“I remember asking him if he would ever lie to me and he said ‘no’, he was very attractive and seductive.
“I was seduced by the promise of this amazing life with him. He would always say ‘I’ll fill all your blank spaces’.
“And I’d known his family here for a long time.”
Sajjad got in contact with Lara’s twin sister Amy to convince her that he was legitimate. Amy was happy that Lara had found someone so loving.
Amy said: “He was very compassionate, empathetic, always there to listen, issuing grandiose promises, like a friend, a very trustworthy person.”
In early 2018, Sajjad invited to Lara to his brother’s wedding in Pakistan and on April 23, 2018, she flew to Lahore.
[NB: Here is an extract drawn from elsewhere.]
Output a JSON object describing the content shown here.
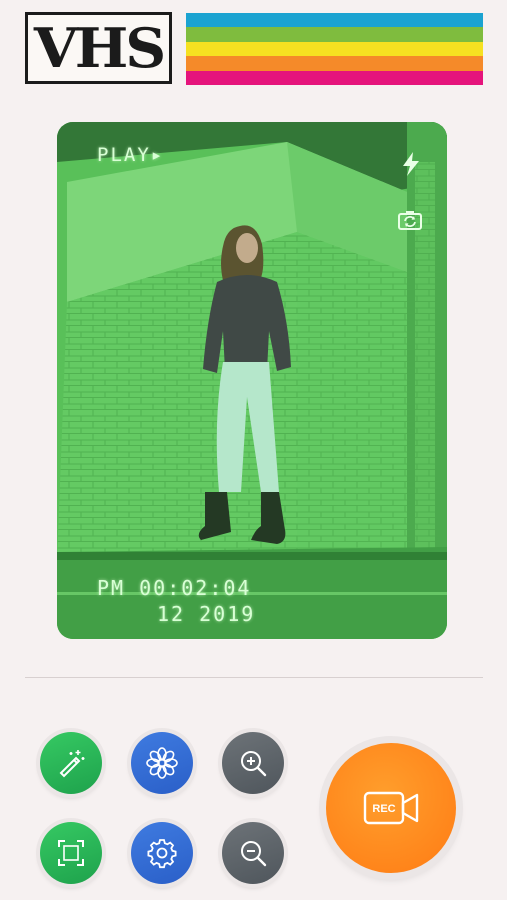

When she arrived, Lara was not met with the grand home she was expecting. Instead, twenty people were crammed into five bedrooms and the house was covered in litter.
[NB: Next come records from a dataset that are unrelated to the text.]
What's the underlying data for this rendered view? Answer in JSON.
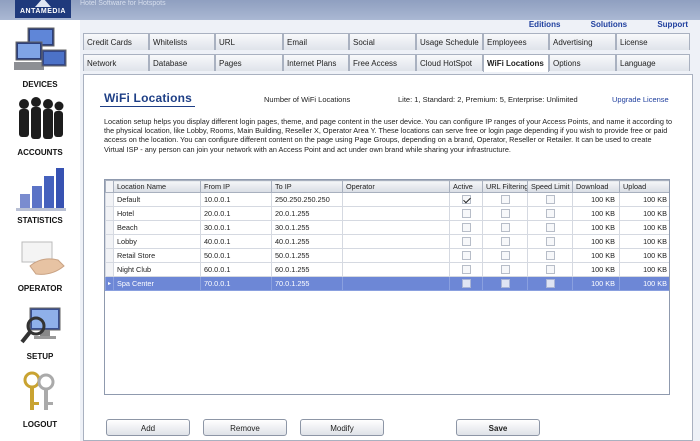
{
  "brand": {
    "logo_text": "ANTAMEDIA",
    "tagline": "Hotel Software for Hotspots"
  },
  "sidebar": {
    "items": [
      {
        "label": "DEVICES",
        "icon": "computers-icon"
      },
      {
        "label": "ACCOUNTS",
        "icon": "people-icon"
      },
      {
        "label": "STATISTICS",
        "icon": "bar-chart-icon"
      },
      {
        "label": "OPERATOR",
        "icon": "hand-card-icon"
      },
      {
        "label": "SETUP",
        "icon": "monitor-magnifier-icon"
      },
      {
        "label": "LOGOUT",
        "icon": "keys-icon"
      }
    ]
  },
  "toplinks": [
    "Editions",
    "Solutions",
    "Support"
  ],
  "tabs": {
    "row1": [
      "Credit Cards",
      "Whitelists",
      "URL",
      "Email",
      "Social",
      "Usage Schedule",
      "Employees",
      "Advertising",
      "License"
    ],
    "row2": [
      "Network",
      "Database",
      "Pages",
      "Internet Plans",
      "Free Access",
      "Cloud HotSpot",
      "WiFi Locations",
      "Options",
      "Language"
    ],
    "active": "WiFi Locations"
  },
  "panel": {
    "title": "WiFi Locations",
    "number_label": "Number of WiFi Locations",
    "license_info": "Lite: 1, Standard: 2, Premium: 5, Enterprise: Unlimited",
    "upgrade_link": "Upgrade License",
    "description": "Location setup helps you display different login pages, theme, and page content in the user device. You can configure IP ranges of your Access Points, and name it according to the physical location, like Lobby, Rooms, Main Building, Reseller X, Operator Area Y. These locations can serve free or login page depending if you wish to provide free or paid access on the location. You can configure different content on the page using Page Groups, depending on a brand, Operator, Reseller or Retailer. It can be used to create Virtual ISP - any person can join your network with an Access Point and act under own brand while sharing your infrastructure."
  },
  "table": {
    "columns": [
      "Location Name",
      "From IP",
      "To IP",
      "Operator",
      "Active",
      "URL Filtering",
      "Speed Limit",
      "Download",
      "Upload"
    ],
    "rows": [
      {
        "name": "Default",
        "from": "10.0.0.1",
        "to": "250.250.250.250",
        "operator": "",
        "active": true,
        "url_filtering": false,
        "speed_limit": false,
        "download": "100 KB",
        "upload": "100 KB"
      },
      {
        "name": "Hotel",
        "from": "20.0.0.1",
        "to": "20.0.1.255",
        "operator": "",
        "active": false,
        "url_filtering": false,
        "speed_limit": false,
        "download": "100 KB",
        "upload": "100 KB"
      },
      {
        "name": "Beach",
        "from": "30.0.0.1",
        "to": "30.0.1.255",
        "operator": "",
        "active": false,
        "url_filtering": false,
        "speed_limit": false,
        "download": "100 KB",
        "upload": "100 KB"
      },
      {
        "name": "Lobby",
        "from": "40.0.0.1",
        "to": "40.0.1.255",
        "operator": "",
        "active": false,
        "url_filtering": false,
        "speed_limit": false,
        "download": "100 KB",
        "upload": "100 KB"
      },
      {
        "name": "Retail Store",
        "from": "50.0.0.1",
        "to": "50.0.1.255",
        "operator": "",
        "active": false,
        "url_filtering": false,
        "speed_limit": false,
        "download": "100 KB",
        "upload": "100 KB"
      },
      {
        "name": "Night Club",
        "from": "60.0.0.1",
        "to": "60.0.1.255",
        "operator": "",
        "active": false,
        "url_filtering": false,
        "speed_limit": false,
        "download": "100 KB",
        "upload": "100 KB"
      },
      {
        "name": "Spa Center",
        "from": "70.0.0.1",
        "to": "70.0.1.255",
        "operator": "",
        "active": false,
        "url_filtering": false,
        "speed_limit": false,
        "download": "100 KB",
        "upload": "100 KB"
      }
    ],
    "selected_index": 6
  },
  "buttons": {
    "add": "Add",
    "remove": "Remove",
    "modify": "Modify",
    "save": "Save"
  },
  "colors": {
    "title": "#1e3f86",
    "selection": "#6d87d6",
    "link": "#1f3f9e"
  }
}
“The house was certainly not like anything in the pictures, I was taken back when I arrived.
“There were twenty people living in five bedrooms. He said they were just there for the wedding. It was filthy.”
Over the next few weeks, Sajjad admitted that he made up the Spanish villa and was not the man he claimed to be.
Lara said: “All the feelings of love died. Then the abuse started.
“Sajjad raped me and his brother attempted to rape me on multiple occasions. I was a kept woman. I was denied feminine hygiene products and had to bleed freely, I was starved over long periods of time, on one occasion up to 14 hours.”
Ms Hall was also beaten. In one incident, she had a bit of shampoo still in her hair after showering and Sajjad grabbed her and slammed her head into the basin.
Lara continuously refused Sajjad’s marriage proposals which enraged him further.
“I was once made to lay naked in the bed with my legs open.
“One time I was ill he thought it was ‘hilarious’ – as I was vomiting – to come up and try to rape me while I was hurling.”
“I had come all the way to Pakistan to be a prisoner.”
In a bid to escape, Lara contacted the Australian consulate and High Commission but was disappointed by their “lacklustre” attitude. She was told to seek safety.
Lara was scared to go to the police as her visa had expired and would risk being arrested. So Ms Hall planned her own escape.
She reached out to Dr Kaiser Rafiq, chief executive of the elite AFOHS club, a prestigious members-only club for armed forces officers, diplomats and prominent business personalities.
One night, Ms Hall locked herself in a bedroom and contacted the police. When they arrived, Sajjad begged her to tell them she was fine but Dr Rafiq got on the phone and she was taken to the local police station.
She was put into the care of Dr Rafiq and stayed at the AFOHS club for two weeks.
Dr Rafiq offered to help as he did not want Ms Hall leaving with a bad image of Pakistan’s people.
He said: “I find her extremely genius and positive person.
“But I was disappointed and somewhat angry at her for coming to a totally strange country and strange people whom she met only through internet.”
Lara later moved to stay with a friend named Rafi. Both travelled to Islamabad to the Ministry of Interior.
She was threatened with prison for overstaying her visa, but she escaped with a fine and was told to leave the country.
Lara tried again to get help from the Australian embassy as she had no money but was met again with lacklustre replies.
Ms Hall set up a GoFundMe account as she had nowhere else to turn. Wilson Chowdry, head of the British Pakistani Christian Association answered her pleas.
The organisation paid her fines and organised a safe passage out of the country and back home to Australia. He also criticised the Australian government for their poor response.
Lara said Mr Chowdry was the man who got her home.
“I’m not a Christian, I’m an agnostic. But Wilson helped me get out of the country. He was a big part in me getting out.”
Lara was glad to have survived such a horrific experience but is troubled by the Australian government’s inaction.
“Why did the Government let me down? I’m speaking out because no other Australian should be left behind.”